Adding that capacitor will allow your high frequency switching currents to be taken from the capacitor, so the cables can supply just the short-term average, and normal DC leads are very good at short term average near-DC, they can do many amps at that and so can your supply: Everyone happy.
In fact, many design guides for voltage management or voltage regulator chips specify an input capacitor of 2.2 μF, for example, parallel to a dotted 22 μF or larger, with an asterisk saying "if the incoming power cables are longer than X or Y, regardless of power supply used, add the 22 μF (or more) capacitor for stability and better noise rejection".
It may even be better to keep the 100 μF capacitor, because the 8200 μF capacitor will have a larger internal resistance, unless it's also much, much larger physically. The internal resistance of a capacitor determines how good it is at taking away the ripple of low-current high frequency signals. Smaller is better in most cases with first input capacitors like this one. But, with voltage regulators, that doesn't always apply for all input/output capacitors, so once you get to those beware! But that's not for now.
You can be happy about not everything being this sensitive, slowly switching or high frequency digital alike, there are many robust things that are much less sensitive to reboots, but it is often still a very good idea to add some capacitance if a board or design is powered with wires or sometimes even through a connector between boards. It doesn't always have to be as large as 100 μF, but a little to take the edge off (pun for the more weathered reader intended). Having no noise to work with is always better than having to work with noise.
The reason the capacitor between the power wires and the circuit works better than the circuit between the power wires and the capacitor is because the trace inductance (whether it's a PCB or bread board) will limit the response of the capacitor, if you then have power wires nearby, your circuit will ask them to supply some of the current as well, which will cause the same kinds of dips, but possible in a lower order. You are already basically putting your switching noise onto the cables and the cables already react to it. When your noise sees the capacitor first, even with some inductance in the traces, the noise will not go into the cables and not cause any further problems, which reduces the noise your circuit sees by a much greater factor.
Edit: Note: The above about capacitor position is severely simplified in some respects, but it generally conveys the idea well enough. To clarify it should suffice, but there are many dynamics to things like this. In later years looking back, you may find this to be a bit lacking. But you don't need to know all that right now. This will do.
The reason with a relay and a capacitor and shared power things go wrong, still, is because the current spike of your relay is too large for the capacitor to help with and then the cables can't keep up either, or because the relay release creates a voltage spike.

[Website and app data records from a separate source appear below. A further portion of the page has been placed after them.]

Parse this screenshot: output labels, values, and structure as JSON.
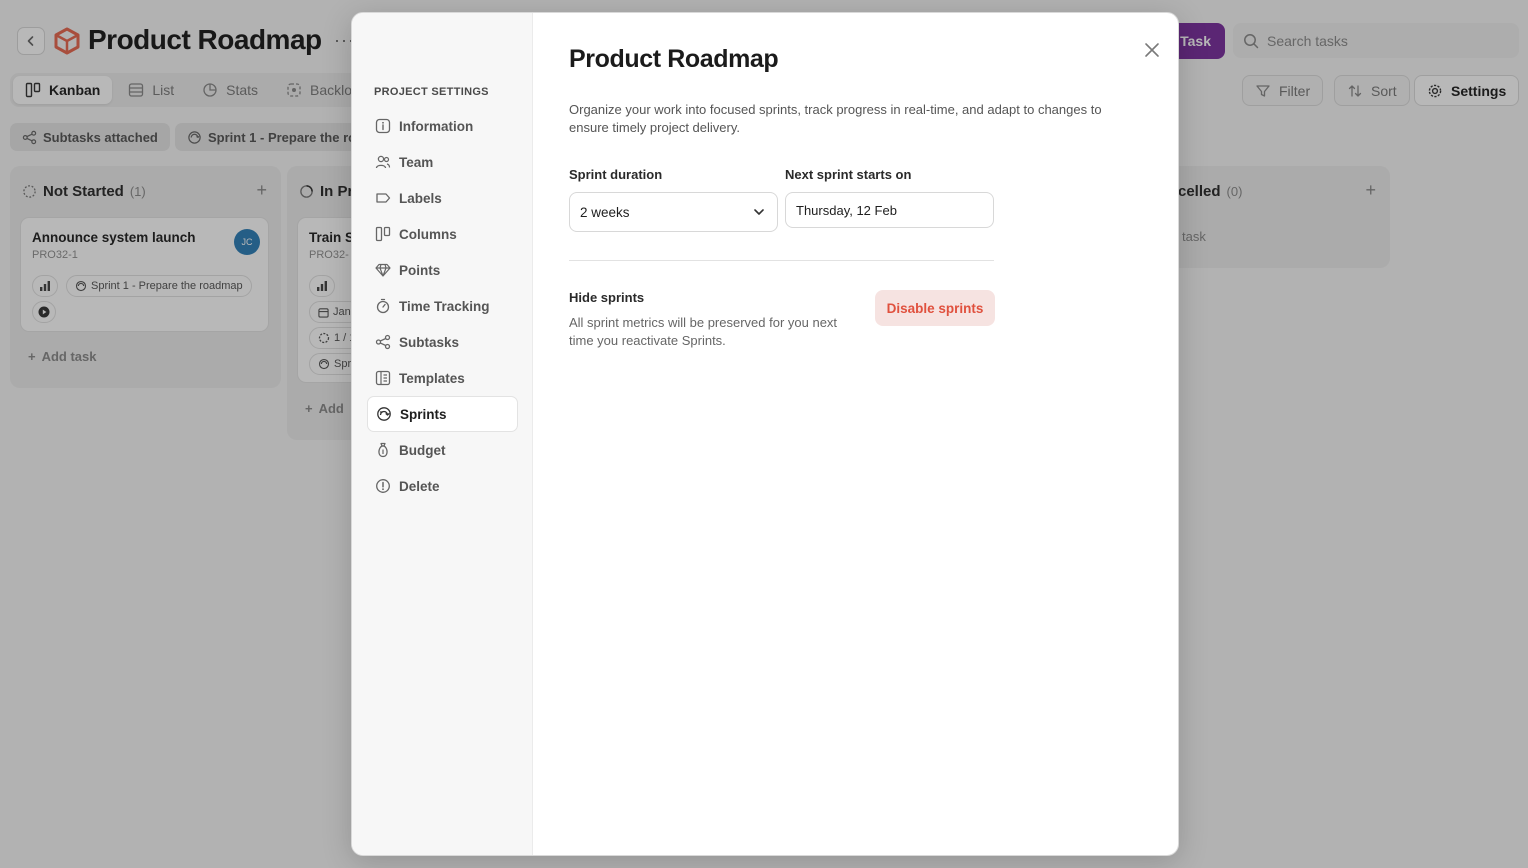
{
  "header": {
    "title": "Product Roadmap",
    "more": "···",
    "add_task_label": "Task",
    "search_placeholder": "Search tasks"
  },
  "views": [
    {
      "label": "Kanban",
      "icon": "kanban-icon",
      "active": true
    },
    {
      "label": "List",
      "icon": "list-icon"
    },
    {
      "label": "Stats",
      "icon": "stats-icon"
    },
    {
      "label": "Backlo",
      "icon": "backlog-icon"
    }
  ],
  "toolbar": {
    "filter_label": "Filter",
    "sort_label": "Sort",
    "settings_label": "Settings"
  },
  "chips": {
    "subtasks": "Subtasks attached",
    "sprint": "Sprint 1 - Prepare the ro"
  },
  "columns": {
    "not_started": {
      "title": "Not Started",
      "count": "(1)",
      "card": {
        "title": "Announce system launch",
        "id": "PRO32-1",
        "avatar": "JC",
        "sprint_chip": "Sprint 1 - Prepare the roadmap"
      },
      "add_task": "Add task"
    },
    "in_progress": {
      "title": "In Pr",
      "card": {
        "title": "Train S",
        "id": "PRO32-",
        "date_chip": "Jan",
        "progress_chip": "1 / 1",
        "sprint_chip": "Spr"
      },
      "add_task": "Add"
    },
    "cancelled": {
      "title": "celled",
      "count": "(0)",
      "add_task": "task"
    }
  },
  "modal": {
    "sidebar_heading": "PROJECT SETTINGS",
    "sidebar_items": [
      {
        "label": "Information",
        "icon": "info-icon"
      },
      {
        "label": "Team",
        "icon": "team-icon"
      },
      {
        "label": "Labels",
        "icon": "label-icon"
      },
      {
        "label": "Columns",
        "icon": "columns-icon"
      },
      {
        "label": "Points",
        "icon": "diamond-icon"
      },
      {
        "label": "Time Tracking",
        "icon": "stopwatch-icon"
      },
      {
        "label": "Subtasks",
        "icon": "subtasks-icon"
      },
      {
        "label": "Templates",
        "icon": "templates-icon"
      },
      {
        "label": "Sprints",
        "icon": "sprint-icon",
        "active": true
      },
      {
        "label": "Budget",
        "icon": "money-bag-icon"
      },
      {
        "label": "Delete",
        "icon": "alert-circle-icon"
      }
    ],
    "title": "Product Roadmap",
    "description": "Organize your work into focused sprints, track progress in real-time, and adapt to changes to ensure timely project delivery.",
    "sprint_duration_label": "Sprint duration",
    "sprint_duration_value": "2 weeks",
    "next_sprint_label": "Next sprint starts on",
    "next_sprint_value": "Thursday, 12 Feb",
    "hide_title": "Hide sprints",
    "hide_description": "All sprint metrics will be preserved for you next time you reactivate Sprints.",
    "disable_label": "Disable sprints"
  },
  "colors": {
    "accent_purple": "#7a2e9e",
    "danger": "#e0513e",
    "danger_bg": "#f6e3e1",
    "avatar_blue": "#2d7fb8"
  }
}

A solution could be, if your design can handle a diode-drop:
simulate this circuit – Schematic created using CircuitLab
D1 prevents anything powered by the DR832 from stealing power from your digital buffering capacitor C1. D2 prevents the relay from making any significant noise on your supply and D3 catches any power spikes the relay still makes when you turn it off.